Henry Howe, Historical Collections of Virginia… (Charleston, SC: William R. Babcock, 1852), 443-444.

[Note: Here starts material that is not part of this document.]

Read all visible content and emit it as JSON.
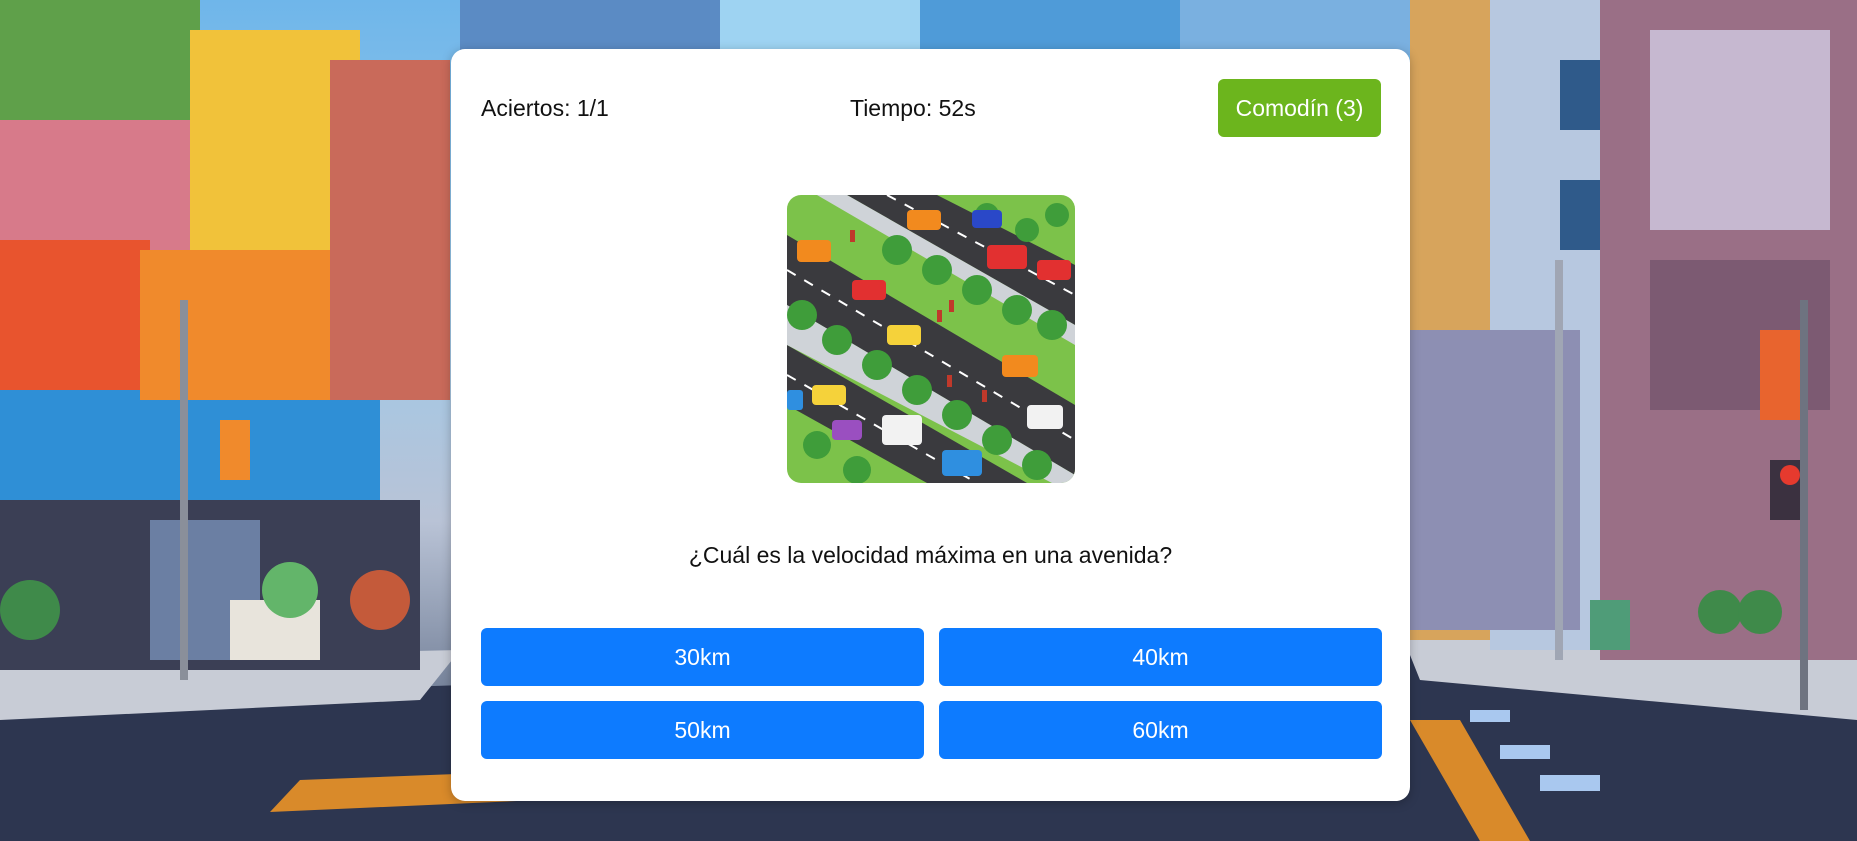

Newbern, the county seat, is on the great stage-route from Baltimore to Nashville, Tenn., 222 miles southwesterly from Richmond, 19 miles from Christiansburg, and 28 from Wytheville. It is the only village in the county, and one of considerable business for an inland town: its location is high and airy, giving a fine view of the neighboring valleys and mountains. It contains 5 mercantile stores, 1 Presbyterian and 1 Methodist church, and a population of about 300. Peak Knob, 4 miles south of Newbern, is a prominent projection in Draper's mountain, rising about 1,000 feet, and presenting from its summit a delightful and extensive landscape. Iron ore exists in abundance in this mountain, and also coal of a good quality. In its vicinity are mineral springs, supposed to possess valuable medicinal qualities. On the north bank of New River, near Newbern, there is a bluff called the Glass Windows, consisting of vertical rocks, nearly 500 feet high, and forming the immediate bank of the stream for a distance of four miles. They are considered a great curiosity. The face of these rocks is perforated by a vast number of cavities, which no doubt lead to caves or cells within the mountain. Some of these cells have been explored and found to contain saltpetre, stalactites, and other concretions.